There’s a famous quote floating around social media, often scrawled on a sufficiently envy-inducing photograph of an effortlessly beautiful model jumping with carefree abandon into turquoise waters: ‘Travel Yourself Interesting’. It’s about as obvious as ‘Eat Yourself Fat’. But what’s more surprising than collecting a book’s worth of stories and unlikely adventures is the truly lasting effect travel has on personality; not just in the way of improving gratitude and human understanding but on the way exposure to different languages changes subsequent inter-personal interactions. Since having been fully immersed in both Spanish and Italian culture in the last few years I’ve noticed a flurry of hand gestures and sweeping arm motions entering my daily lingual exchanges. My wonderfully Dutch grandfather even told me to stop waving my arms around so much when I talked because it was so distracting (priceless!). Noticeable changes have also crept into my accent and I feel I express myself more strongly, even in English–although this may be due to a change in attitude and confidence that foreign travel brings, as well as cultural exposure. If personality is the way you express yourself, then exposure to multiple languages can definitely alter ‘who you are’.

Language has the power to change your perception of the world, alters the world’s perception of you (something that I’ll delve into in the second part of this series), and dictates how you express yourself: it shapes your personality.
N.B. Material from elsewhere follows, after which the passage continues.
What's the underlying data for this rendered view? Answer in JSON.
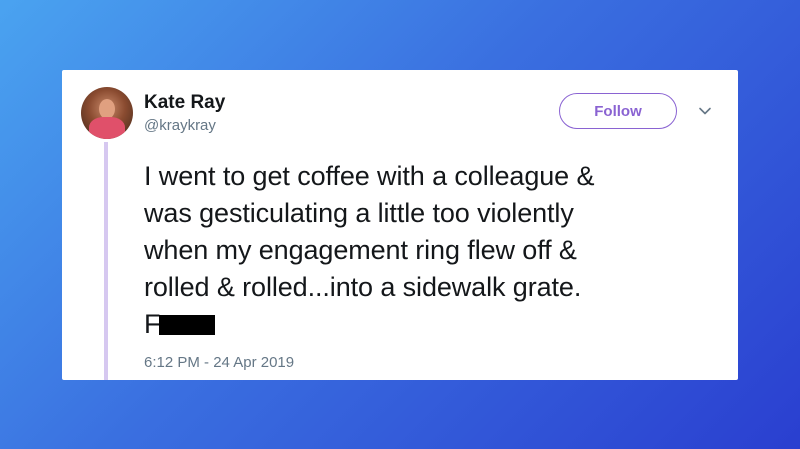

Do you have any thoughts or personal anecdotes about how languages have shaped your thinking and actions? Do you have a unique ‘self’ depending on the language you are speaking? I’d love to hear from you in the comments below!